play an important role such as the preparation of charge
sheets, pretrial agreements, grants of immunity,
individual military counsel requests, witness requests,
flyers, findings and sentence worksheets, and seating
charts for members. The office you are assigned to
depends on what pretrial items you will prepare.
However, there is no doubt that you will be involved in
some aspect of pretrial paper work.
One of your most important pretrial duties is the
preparation of the Charge Sheet, DD Form 458, which
is shown in figure 6-1. You will most likely draft the
charge(s) and specification(s), particularly if there is no
judge advocate available.

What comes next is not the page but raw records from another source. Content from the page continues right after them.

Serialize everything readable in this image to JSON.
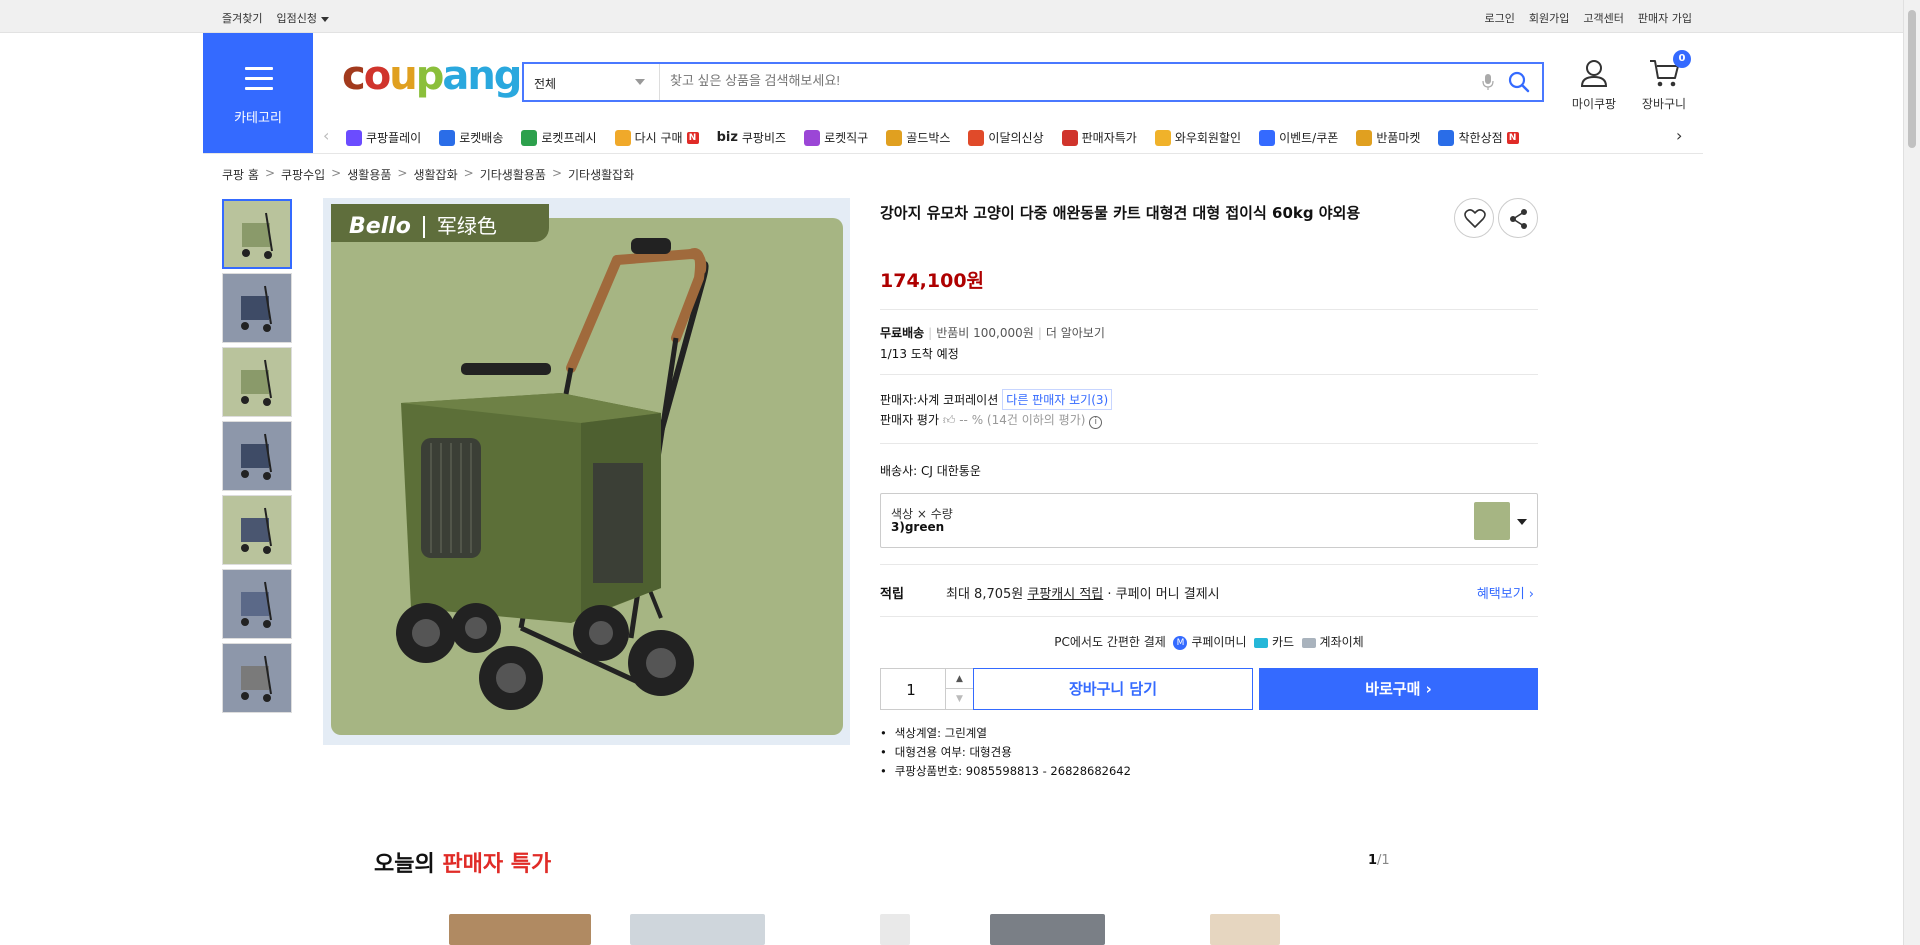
{
  "topbar": {
    "left": [
      "즐겨찾기",
      "입점신청"
    ],
    "right": [
      "로그인",
      "회원가입",
      "고객센터",
      "판매자 가입"
    ]
  },
  "header": {
    "category_label": "카테고리",
    "logo_text": [
      "c",
      "o",
      "u",
      "p",
      "ang"
    ],
    "search": {
      "category": "전체",
      "placeholder": "찾고 싶은 상품을 검색해보세요!"
    },
    "mycoupang_label": "마이쿠팡",
    "cart_label": "장바구니",
    "cart_count": "0"
  },
  "nav": {
    "items": [
      {
        "label": "쿠팡플레이",
        "icon": "play-icon",
        "color": "#6b4cff"
      },
      {
        "label": "로켓배송",
        "icon": "rocket-icon",
        "color": "#2a6de8"
      },
      {
        "label": "로켓프레시",
        "icon": "rocket-fresh-icon",
        "color": "#2ca04c"
      },
      {
        "label": "다시 구매",
        "icon": "repurchase-icon",
        "color": "#f0a92a",
        "badge": "N"
      },
      {
        "label": "쿠팡비즈",
        "icon": "biz-icon",
        "color": "#222222",
        "prefix": "biz"
      },
      {
        "label": "로켓직구",
        "icon": "global-icon",
        "color": "#9b46d6"
      },
      {
        "label": "골드박스",
        "icon": "goldbox-icon",
        "color": "#e0a020"
      },
      {
        "label": "이달의신상",
        "icon": "new-icon",
        "color": "#e04a2a"
      },
      {
        "label": "판매자특가",
        "icon": "percent-icon",
        "color": "#d0342c"
      },
      {
        "label": "와우회원할인",
        "icon": "wow-icon",
        "color": "#f0b22a"
      },
      {
        "label": "이벤트/쿠폰",
        "icon": "coupon-icon",
        "color": "#346aff"
      },
      {
        "label": "반품마켓",
        "icon": "return-market-icon",
        "color": "#e0a020"
      },
      {
        "label": "착한상점",
        "icon": "good-shop-icon",
        "color": "#2a6de8",
        "badge": "N"
      }
    ]
  },
  "breadcrumb": [
    "쿠팡 홈",
    "쿠팡수입",
    "생활용품",
    "생활잡화",
    "기타생활용품",
    "기타생활잡화"
  ],
  "gallery": {
    "tag_brand": "Bello",
    "tag_color": "军绿色",
    "thumb_colors": [
      "#8a9a6a",
      "#3e4b66",
      "#8a9a6a",
      "#3e4b66",
      "#4a5670",
      "#5b6988",
      "#7a7a7a"
    ]
  },
  "product": {
    "title": "강아지 유모차 고양이 다중 애완동물 카트 대형견 대형 접이식 60kg 야외용",
    "price": "174,100원",
    "shipping": {
      "free": "무료배송",
      "return_fee": "반품비 100,000원",
      "more": "더 알아보기",
      "arrival": "1/13 도착 예정"
    },
    "seller": {
      "label": "판매자:",
      "name": "사계 코퍼레이션",
      "other_sellers": "다른 판매자 보기(3)",
      "rating_label": "판매자 평가",
      "rating_text": "-- % (14건 이하의 평가)"
    },
    "carrier": "배송사:  CJ 대한통운",
    "option": {
      "label": "색상 × 수량",
      "value": "3)green"
    },
    "reward": {
      "label": "적립",
      "text_prefix": "최대 8,705원",
      "text_link": "쿠팡캐시 적립",
      "text_suffix": "· 쿠페이 머니 결제시",
      "more": "혜택보기"
    },
    "pay": {
      "title": "PC에서도 간편한 결제",
      "m_icon": "M",
      "money": "쿠페이머니",
      "card": "카드",
      "bank": "계좌이체"
    },
    "quantity": "1",
    "add_to_cart": "장바구니 담기",
    "buy_now": "바로구매",
    "specs": [
      "색상계열: 그린계열",
      "대형견용 여부: 대형견용",
      "쿠팡상품번호: 9085598813 - 26828682642"
    ]
  },
  "deals": {
    "title_prefix": "오늘의",
    "title_highlight": "판매자 특가",
    "page_current": "1",
    "page_total": "/1"
  }
}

Charges and Specifications
The officer conducting a preliminary inquiry on a
serious offense usually completes the charge sheet and
delivers it with the preliminary inquiry report. Then, if
the commanding officer (CO) orders a pretrial
investigation, the charge sheet is available for the
investigating officers use.
You must prepare this
formal written accusation, known as the charges and
specifications, before any accused is tried.
The charge lists, by number, the article of the
Uniform Code of Military Justice (UCMJ) that the
accused has allegedly violated. The specification states
specifically what the accused did or caused to violate the
Code. The specification must allege all the elements of
The specification also contains
jurisdictional allegations. Jurisdictional allegations are
the facts that show the court has jurisdiction over the
accused and the offense.
The specification further
identifies the accused and gives the details that form the
violation. These details include the where, when, and
how of the offense.
Courts-martial have been disapproved on review by
higher authority because of faulty or fatally defective
specifications, even though the accused has been
convicted. The Manual for Courts-Martial (MCM)
contains forms for drafting charges and specifications
for most offenses. Do not alter these forms.
NUMBERING OF CHARGES AND SPECI-
FICATIONS. If there is only one charge, do not
number it. If more than one charge exists, number each
charge in order using Roman numerals I, II, and so on.
Charges that are preferred after other charges have been
preferred are called additional charges and are also
numbered using Roman numerals. However, the word
Additional must appear in front of the word Charge; for
example, Charge I: Violation of the Uniform Code of
Military Justice, Article 86; Additional Charge I:
Violation of the Uniform Code of Military Justice,
In numbering specifications, use Arabic numerals 1,
2, 3, and so on. If there is only one specification under
the charge, do not number it. Designate the
specifications under additional charges in the same
manner as for regular specifications. Do not use the
word Additional with the specifications.
DRAFTING OF CHARGES. The charge should
be appropriate to all specifications under it, and is
Violation of the Uniform Code of Military
Justice, Article , giving the number of the article.
DRAFTING OF SPECIFICATIONS. A
specification should be brief but complete and must
contain the following essential elements:
Rate of accused
Name of accused
Branch of service of accused
Unit of accused
Time of alleged offense based on a 24-hour clock